"It's really not clear what happened, but I know wee Alesha was known to sleepwalk," he said.
A huge search was launched after the grandparents alerted police. Locals scoured the area as a police helicopter hovered overhead.
The family's flat, which is close to the seafront, was taped off as forensics teams swooped.
A cordon was also thrown around a bus stop opposite the home, and run all the way down to the water.
Police stopped traffic entering a winding track leading up to a hill at the rear of the house, while investigators combed an expanse of nearby forest.
Alesha's body was eventually discovered by a member of the public in woodland on the site of the abandoned Kyles of Bute Hydropathic Hotel, which was demolished in the 1970s.
The area where her body was found is heavily overgrown.
Tributes have flooded in for Alesha from devastated friends and family.

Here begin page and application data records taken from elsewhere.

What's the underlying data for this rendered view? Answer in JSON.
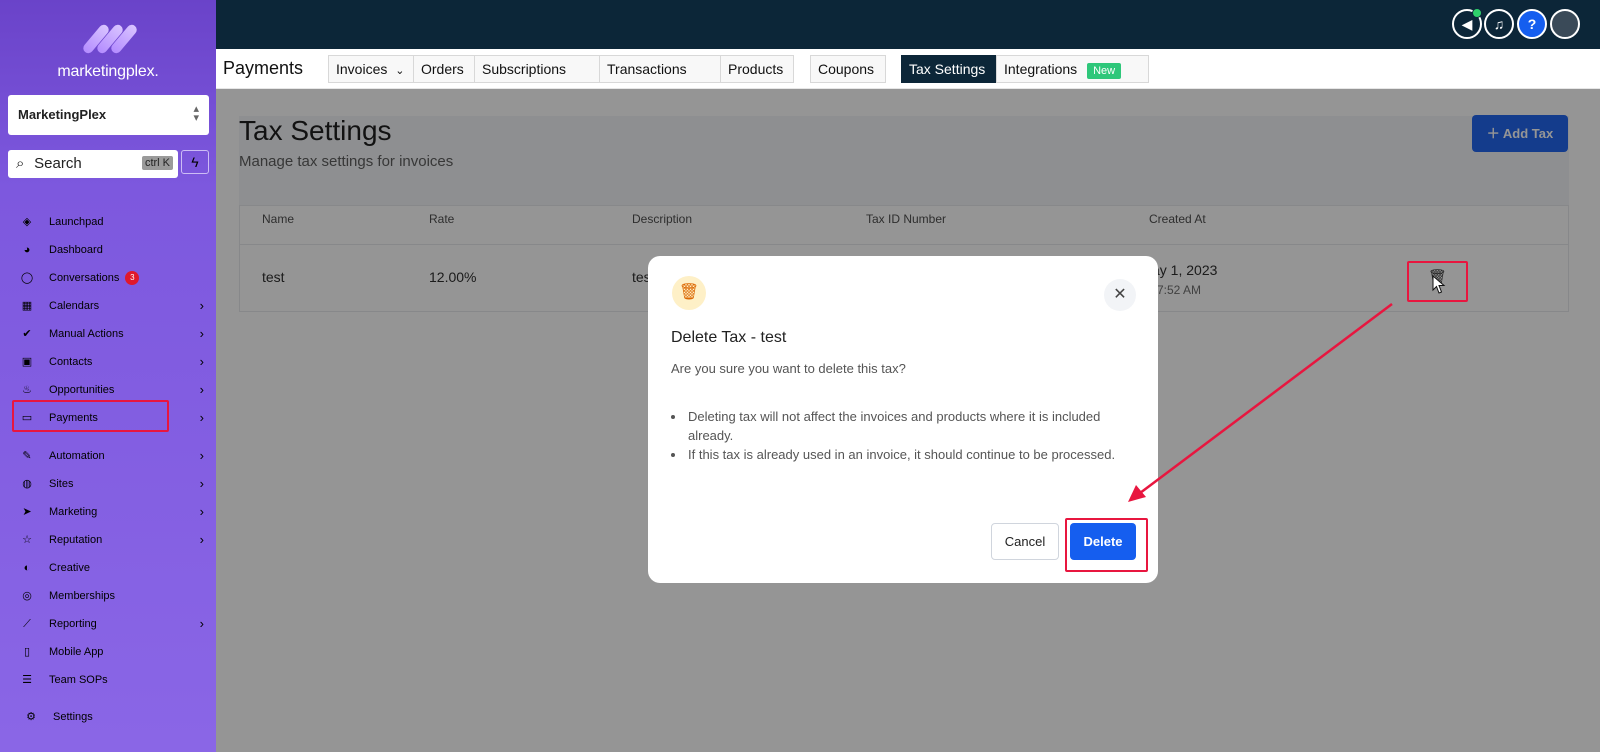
{
  "brand": {
    "name": "marketingplex."
  },
  "account": {
    "name": "MarketingPlex"
  },
  "search": {
    "label": "Search",
    "shortcut": "ctrl K"
  },
  "sidebar": {
    "items": [
      {
        "label": "Launchpad",
        "icon": "rocket-icon"
      },
      {
        "label": "Dashboard",
        "icon": "gauge-icon"
      },
      {
        "label": "Conversations",
        "icon": "chat-icon",
        "badge": "3"
      },
      {
        "label": "Calendars",
        "icon": "calendar-icon"
      },
      {
        "label": "Manual Actions",
        "icon": "check-circle-icon"
      },
      {
        "label": "Contacts",
        "icon": "contact-card-icon"
      },
      {
        "label": "Opportunities",
        "icon": "flame-icon"
      },
      {
        "label": "Payments",
        "icon": "credit-card-icon"
      },
      {
        "label": "Automation",
        "icon": "magic-wand-icon"
      },
      {
        "label": "Sites",
        "icon": "globe-icon"
      },
      {
        "label": "Marketing",
        "icon": "paper-plane-icon"
      },
      {
        "label": "Reputation",
        "icon": "star-icon"
      },
      {
        "label": "Creative",
        "icon": "palette-icon"
      },
      {
        "label": "Memberships",
        "icon": "award-icon"
      },
      {
        "label": "Reporting",
        "icon": "chart-icon"
      },
      {
        "label": "Mobile App",
        "icon": "phone-icon"
      },
      {
        "label": "Team SOPs",
        "icon": "list-icon"
      }
    ],
    "settings": "Settings"
  },
  "tabbar": {
    "title": "Payments",
    "tabs": [
      "Invoices",
      "Orders",
      "Subscriptions",
      "Transactions",
      "Products",
      "Coupons",
      "Tax Settings",
      "Integrations"
    ],
    "new_badge": "New"
  },
  "page": {
    "title": "Tax Settings",
    "subtitle": "Manage tax settings for invoices",
    "add_button": "Add Tax"
  },
  "table": {
    "headers": [
      "Name",
      "Rate",
      "Description",
      "Tax ID Number",
      "Created At"
    ],
    "row": {
      "name": "test",
      "rate": "12.00%",
      "description": "tes",
      "created_date": "ay 1, 2023",
      "created_time": "7:52 AM"
    }
  },
  "modal": {
    "title": "Delete Tax - test",
    "question": "Are you sure you want to delete this tax?",
    "bullets": [
      "Deleting tax will not affect the invoices and products where it is included already.",
      "If this tax is already used in an invoice, it should continue to be processed."
    ],
    "cancel": "Cancel",
    "delete": "Delete"
  },
  "colors": {
    "accent": "#155eef",
    "sidebar": "#7d58de",
    "topbar": "#0c2638",
    "highlight": "#e8163f"
  }
}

"I have been up all night thinking of how to word this as I have received many messages in the last 20 hours or so," her uncle CJ MacPhail wrote.
"As some of you already may know I was informed yesterday that my beautiful niece was taken from us far to soon.
"Alesha was the most wonderful niece I could have asked for, she always brought happiness to my day and anyone she was around."
Stunned locals on the island, which has a tiny community of around 7500 people, have also paid tribute to the blonde-haired, blue-eyed girl.
"The whole of the Island of Bute is in complete shock," one resident said.
"Alesha's father Robert is just a brilliant guy and worshipped the ground she walked on. They were happy together. This doesn't happen here.
"The whole community will stand together I know that. That is what the island is like."
The principal of Alesha's school, Chapelside Primary in Airdrie, Scotland, has released an emotional statement about their pupil.
"[Alesha] loved being at school and enjoyed all aspects of literacy, in particular writing. She was such a perfectionist in her handwriting and was very proud of her work," Wendy Davie said.
"Alesha was very friendly and she welcomed everyone first thing in the morning at breakfast club. She was a very considerate child who loved being part of a group and she was popular with all the other children and was a smiley and happy young girl."
This article originally appeared in The Sun and was republished with permission.